(Data records for software interfaces)
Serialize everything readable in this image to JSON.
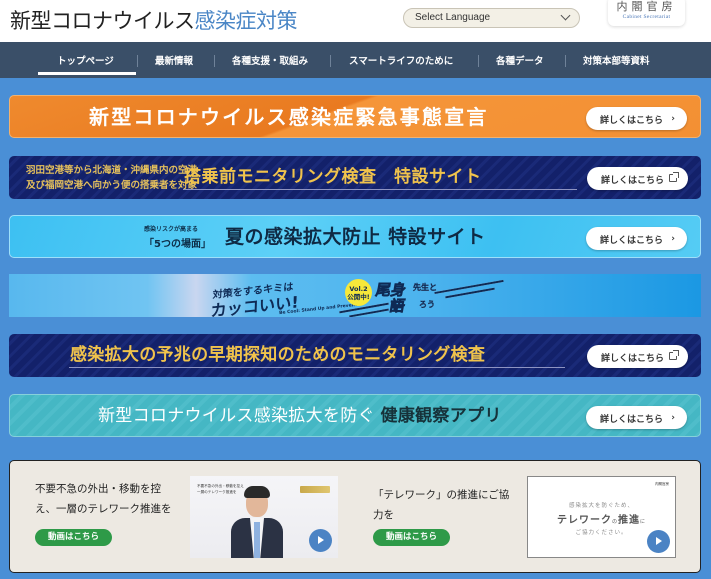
{
  "header": {
    "title_main": "新型コロナウイルス",
    "title_accent": "感染症対策",
    "language_select": "Select Language",
    "logo_jp": "内閣官房",
    "logo_en": "Cabinet Secretariat"
  },
  "nav": {
    "items": [
      {
        "label": "トップページ",
        "active": true
      },
      {
        "label": "最新情報"
      },
      {
        "label": "各種支援・取組み"
      },
      {
        "label": "スマートライフのために"
      },
      {
        "label": "各種データ"
      },
      {
        "label": "対策本部等資料"
      }
    ]
  },
  "colors": {
    "page_bg": "#4a8fd6",
    "nav_bg": "#3a4f68",
    "accent_title": "#4a86c6",
    "banner_orange": "#ef8a2e",
    "banner_navy": "#13216a",
    "banner_gold_text": "#f0c34c",
    "banner_sky": "#3dc0f2",
    "banner_teal": "#45b7c4",
    "video_button": "#2e9a48",
    "play_button": "#4b83c4"
  },
  "banners": {
    "emergency": {
      "title": "新型コロナウイルス感染症緊急事態宣言",
      "button": "詳しくはこちら",
      "button_icon": "chevron-right"
    },
    "airport_monitoring": {
      "subtitle_line1": "羽田空港等から北海道・沖縄県内の空港",
      "subtitle_line2": "及び福岡空港へ向かう便の搭乗者を対象",
      "title": "搭乗前モニタリング検査　特設サイト",
      "button": "詳しくはこちら",
      "button_icon": "external-link"
    },
    "summer": {
      "small_line1": "感染リスクが高まる",
      "small_line2": "「5つの場面」",
      "title": "夏の感染拡大防止 特設サイト",
      "button": "詳しくはこちら",
      "button_icon": "chevron-right"
    },
    "omi": {
      "line1": "対策をするキミは",
      "line2": "カッコいい!",
      "line3": "Be Cool: Stand Up and Prevent",
      "vol": "Vol.2",
      "vol_sub": "公開中!",
      "name": "尾身",
      "sensei": "先生と",
      "talk": "語",
      "rou": "ろう"
    },
    "early_detection": {
      "title": "感染拡大の予兆の早期探知のためのモニタリング検査",
      "button": "詳しくはこちら",
      "button_icon": "external-link"
    },
    "health_app": {
      "title_light": "新型コロナウイルス感染拡大を防ぐ",
      "title_dark": "健康観察アプリ",
      "button": "詳しくはこちら",
      "button_icon": "chevron-right"
    }
  },
  "videos": [
    {
      "text_line1": "不要不急の外出・移動を控",
      "text_line2": "え、一層のテレワーク推進を",
      "button": "動画はこちら",
      "thumb_caption1": "不要不急の外出・移動を控え",
      "thumb_caption2": "一層のテレワーク推進を"
    },
    {
      "text_line1": "「テレワーク」の推進にご協",
      "text_line2": "力を",
      "button": "動画はこちら",
      "thumb_line1": "感染拡大を防ぐため、",
      "thumb_line2a": "テレワーク",
      "thumb_line2b": "の",
      "thumb_line2c": "推進",
      "thumb_line2d": "に",
      "thumb_line3": "ご協力ください。",
      "thumb_corner": "内閣官房"
    }
  ]
}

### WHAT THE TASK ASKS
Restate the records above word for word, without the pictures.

### SOLVED EXERCISE
Serialize everything readable in this image to JSON.
{
  "header": {
    "title_main": "新型コロナウイルス",
    "title_accent": "感染症対策",
    "language_select": "Select Language",
    "logo_jp": "内閣官房",
    "logo_en": "Cabinet Secretariat"
  },
  "nav": {
    "items": [
      {
        "label": "トップページ",
        "active": true
      },
      {
        "label": "最新情報"
      },
      {
        "label": "各種支援・取組み"
      },
      {
        "label": "スマートライフのために"
      },
      {
        "label": "各種データ"
      },
      {
        "label": "対策本部等資料"
      }
    ]
  },
  "colors": {
    "page_bg": "#4a8fd6",
    "nav_bg": "#3a4f68",
    "accent_title": "#4a86c6",
    "banner_orange": "#ef8a2e",
    "banner_navy": "#13216a",
    "banner_gold_text": "#f0c34c",
    "banner_sky": "#3dc0f2",
    "banner_teal": "#45b7c4",
    "video_button": "#2e9a48",
    "play_button": "#4b83c4"
  },
  "banners": {
    "emergency": {
      "title": "新型コロナウイルス感染症緊急事態宣言",
      "button": "詳しくはこちら",
      "button_icon": "chevron-right"
    },
    "airport_monitoring": {
      "subtitle_line1": "羽田空港等から北海道・沖縄県内の空港",
      "subtitle_line2": "及び福岡空港へ向かう便の搭乗者を対象",
      "title": "搭乗前モニタリング検査　特設サイト",
      "button": "詳しくはこちら",
      "button_icon": "external-link"
    },
    "summer": {
      "small_line1": "感染リスクが高まる",
      "small_line2": "「5つの場面」",
      "title": "夏の感染拡大防止 特設サイト",
      "button": "詳しくはこちら",
      "button_icon": "chevron-right"
    },
    "omi": {
      "line1": "対策をするキミは",
      "line2": "カッコいい!",
      "line3": "Be Cool: Stand Up and Prevent",
      "vol": "Vol.2",
      "vol_sub": "公開中!",
      "name": "尾身",
      "sensei": "先生と",
      "talk": "語",
      "rou": "ろう"
    },
    "early_detection": {
      "title": "感染拡大の予兆の早期探知のためのモニタリング検査",
      "button": "詳しくはこちら",
      "button_icon": "external-link"
    },
    "health_app": {
      "title_light": "新型コロナウイルス感染拡大を防ぐ",
      "title_dark": "健康観察アプリ",
      "button": "詳しくはこちら",
      "button_icon": "chevron-right"
    }
  },
  "videos": [
    {
      "text_line1": "不要不急の外出・移動を控",
      "text_line2": "え、一層のテレワーク推進を",
      "button": "動画はこちら",
      "thumb_caption1": "不要不急の外出・移動を控え",
      "thumb_caption2": "一層のテレワーク推進を"
    },
    {
      "text_line1": "「テレワーク」の推進にご協",
      "text_line2": "力を",
      "button": "動画はこちら",
      "thumb_line1": "感染拡大を防ぐため、",
      "thumb_line2a": "テレワーク",
      "thumb_line2b": "の",
      "thumb_line2c": "推進",
      "thumb_line2d": "に",
      "thumb_line3": "ご協力ください。",
      "thumb_corner": "内閣官房"
    }
  ]
}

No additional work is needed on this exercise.